- [Data to use]:
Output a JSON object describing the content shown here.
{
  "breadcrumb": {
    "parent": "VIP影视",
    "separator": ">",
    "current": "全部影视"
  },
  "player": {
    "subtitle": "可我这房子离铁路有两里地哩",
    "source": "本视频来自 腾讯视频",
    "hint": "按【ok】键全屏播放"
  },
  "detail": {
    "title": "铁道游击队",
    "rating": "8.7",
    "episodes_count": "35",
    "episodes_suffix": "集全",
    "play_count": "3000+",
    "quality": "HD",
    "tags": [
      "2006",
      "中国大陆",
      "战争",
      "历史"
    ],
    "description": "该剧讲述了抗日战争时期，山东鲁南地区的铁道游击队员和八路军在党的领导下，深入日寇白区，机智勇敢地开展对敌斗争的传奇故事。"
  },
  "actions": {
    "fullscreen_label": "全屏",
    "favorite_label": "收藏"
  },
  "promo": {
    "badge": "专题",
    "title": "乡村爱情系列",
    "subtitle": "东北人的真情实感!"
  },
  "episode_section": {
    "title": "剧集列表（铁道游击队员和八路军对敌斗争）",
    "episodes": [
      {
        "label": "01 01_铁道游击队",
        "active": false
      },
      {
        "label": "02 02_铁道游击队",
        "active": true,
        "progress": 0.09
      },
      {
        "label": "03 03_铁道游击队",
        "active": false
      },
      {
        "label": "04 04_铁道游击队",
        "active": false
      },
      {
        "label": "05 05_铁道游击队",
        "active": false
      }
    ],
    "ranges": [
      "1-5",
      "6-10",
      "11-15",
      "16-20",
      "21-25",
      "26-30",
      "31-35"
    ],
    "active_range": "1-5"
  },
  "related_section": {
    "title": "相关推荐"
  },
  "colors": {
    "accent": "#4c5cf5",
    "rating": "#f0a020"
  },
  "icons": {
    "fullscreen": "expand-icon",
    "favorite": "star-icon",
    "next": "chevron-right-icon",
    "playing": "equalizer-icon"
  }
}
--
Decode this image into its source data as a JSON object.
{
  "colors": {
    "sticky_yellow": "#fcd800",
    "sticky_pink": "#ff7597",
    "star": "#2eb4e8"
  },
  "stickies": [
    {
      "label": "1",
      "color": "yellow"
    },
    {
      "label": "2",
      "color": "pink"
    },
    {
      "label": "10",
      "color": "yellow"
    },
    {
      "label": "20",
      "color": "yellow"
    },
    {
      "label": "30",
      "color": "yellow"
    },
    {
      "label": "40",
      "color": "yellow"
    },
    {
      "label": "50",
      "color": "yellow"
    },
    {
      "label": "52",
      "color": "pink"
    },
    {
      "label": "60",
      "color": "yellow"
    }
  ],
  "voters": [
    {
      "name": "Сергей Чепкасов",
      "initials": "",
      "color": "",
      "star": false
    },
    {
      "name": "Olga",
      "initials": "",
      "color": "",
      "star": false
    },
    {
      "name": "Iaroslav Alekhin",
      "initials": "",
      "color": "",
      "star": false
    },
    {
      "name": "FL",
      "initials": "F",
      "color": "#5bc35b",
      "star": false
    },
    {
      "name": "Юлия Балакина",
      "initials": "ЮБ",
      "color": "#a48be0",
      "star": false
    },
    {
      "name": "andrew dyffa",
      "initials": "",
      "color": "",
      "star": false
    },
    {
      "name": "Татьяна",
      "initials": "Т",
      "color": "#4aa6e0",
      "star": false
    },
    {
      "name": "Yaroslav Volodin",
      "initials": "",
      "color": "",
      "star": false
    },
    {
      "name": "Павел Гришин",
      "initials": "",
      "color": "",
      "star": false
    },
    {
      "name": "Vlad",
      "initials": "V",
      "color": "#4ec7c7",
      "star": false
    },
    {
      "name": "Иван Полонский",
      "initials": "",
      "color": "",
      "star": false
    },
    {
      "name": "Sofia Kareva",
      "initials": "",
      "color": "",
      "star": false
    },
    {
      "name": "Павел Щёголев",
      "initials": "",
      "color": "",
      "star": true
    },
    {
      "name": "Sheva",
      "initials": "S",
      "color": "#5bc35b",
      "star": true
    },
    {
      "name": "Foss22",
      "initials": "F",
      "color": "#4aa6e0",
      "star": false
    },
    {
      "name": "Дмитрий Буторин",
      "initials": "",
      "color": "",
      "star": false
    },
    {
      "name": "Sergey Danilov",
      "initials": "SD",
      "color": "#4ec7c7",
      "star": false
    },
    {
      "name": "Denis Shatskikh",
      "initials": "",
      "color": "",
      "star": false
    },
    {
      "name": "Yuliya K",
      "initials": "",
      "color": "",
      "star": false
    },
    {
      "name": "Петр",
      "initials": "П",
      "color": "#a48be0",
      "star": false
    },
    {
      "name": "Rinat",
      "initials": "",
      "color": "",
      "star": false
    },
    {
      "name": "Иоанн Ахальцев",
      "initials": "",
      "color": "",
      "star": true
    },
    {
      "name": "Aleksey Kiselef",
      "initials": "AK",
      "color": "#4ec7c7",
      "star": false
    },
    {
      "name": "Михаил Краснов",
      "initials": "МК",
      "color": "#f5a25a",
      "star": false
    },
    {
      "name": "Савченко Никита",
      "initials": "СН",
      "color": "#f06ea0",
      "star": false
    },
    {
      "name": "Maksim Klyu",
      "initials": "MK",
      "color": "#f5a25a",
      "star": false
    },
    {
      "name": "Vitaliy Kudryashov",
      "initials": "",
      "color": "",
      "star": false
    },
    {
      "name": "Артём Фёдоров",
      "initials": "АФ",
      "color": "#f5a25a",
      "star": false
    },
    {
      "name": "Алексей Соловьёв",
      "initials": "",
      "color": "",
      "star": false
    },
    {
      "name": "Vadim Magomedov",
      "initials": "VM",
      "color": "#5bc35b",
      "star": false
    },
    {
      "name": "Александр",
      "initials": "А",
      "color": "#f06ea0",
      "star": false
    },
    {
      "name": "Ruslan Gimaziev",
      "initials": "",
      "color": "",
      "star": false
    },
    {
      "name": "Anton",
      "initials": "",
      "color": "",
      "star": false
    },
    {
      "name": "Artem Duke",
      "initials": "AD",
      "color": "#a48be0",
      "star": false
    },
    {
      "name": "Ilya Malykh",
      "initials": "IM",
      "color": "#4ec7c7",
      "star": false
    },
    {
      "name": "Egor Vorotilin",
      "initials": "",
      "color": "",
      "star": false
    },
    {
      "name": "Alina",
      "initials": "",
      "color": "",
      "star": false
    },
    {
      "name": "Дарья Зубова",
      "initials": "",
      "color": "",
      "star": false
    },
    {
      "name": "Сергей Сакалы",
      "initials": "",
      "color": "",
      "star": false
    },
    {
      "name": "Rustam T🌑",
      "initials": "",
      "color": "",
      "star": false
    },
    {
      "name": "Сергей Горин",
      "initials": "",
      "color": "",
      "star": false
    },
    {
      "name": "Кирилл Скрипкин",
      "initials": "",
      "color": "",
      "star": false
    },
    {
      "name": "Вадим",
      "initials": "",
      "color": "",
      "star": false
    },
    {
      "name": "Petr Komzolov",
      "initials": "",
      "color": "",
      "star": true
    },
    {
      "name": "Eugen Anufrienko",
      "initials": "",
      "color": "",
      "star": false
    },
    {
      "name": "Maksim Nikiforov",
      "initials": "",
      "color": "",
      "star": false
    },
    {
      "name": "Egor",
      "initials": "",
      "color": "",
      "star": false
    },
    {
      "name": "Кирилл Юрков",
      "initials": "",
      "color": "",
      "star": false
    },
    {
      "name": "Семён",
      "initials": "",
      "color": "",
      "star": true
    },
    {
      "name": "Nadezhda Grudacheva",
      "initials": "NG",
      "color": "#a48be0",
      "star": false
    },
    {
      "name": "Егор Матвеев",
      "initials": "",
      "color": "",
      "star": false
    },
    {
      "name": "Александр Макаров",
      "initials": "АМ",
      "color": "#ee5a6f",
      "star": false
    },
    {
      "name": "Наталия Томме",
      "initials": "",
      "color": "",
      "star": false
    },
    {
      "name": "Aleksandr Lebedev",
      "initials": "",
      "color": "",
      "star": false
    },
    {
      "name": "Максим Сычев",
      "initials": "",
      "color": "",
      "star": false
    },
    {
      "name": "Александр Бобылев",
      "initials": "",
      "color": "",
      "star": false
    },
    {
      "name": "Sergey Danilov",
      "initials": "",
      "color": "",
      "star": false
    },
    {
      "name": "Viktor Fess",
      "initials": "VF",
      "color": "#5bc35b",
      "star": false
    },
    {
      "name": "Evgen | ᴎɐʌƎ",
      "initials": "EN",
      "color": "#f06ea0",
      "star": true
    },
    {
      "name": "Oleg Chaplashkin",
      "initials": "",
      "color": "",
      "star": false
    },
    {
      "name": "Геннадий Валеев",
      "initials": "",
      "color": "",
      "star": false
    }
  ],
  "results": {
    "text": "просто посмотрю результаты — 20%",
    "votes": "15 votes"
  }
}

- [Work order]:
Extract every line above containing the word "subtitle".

- [Written solution]:
    "subtitle": "可我这房子离铁路有两里地哩",
    "subtitle": "东北人的真情实感!"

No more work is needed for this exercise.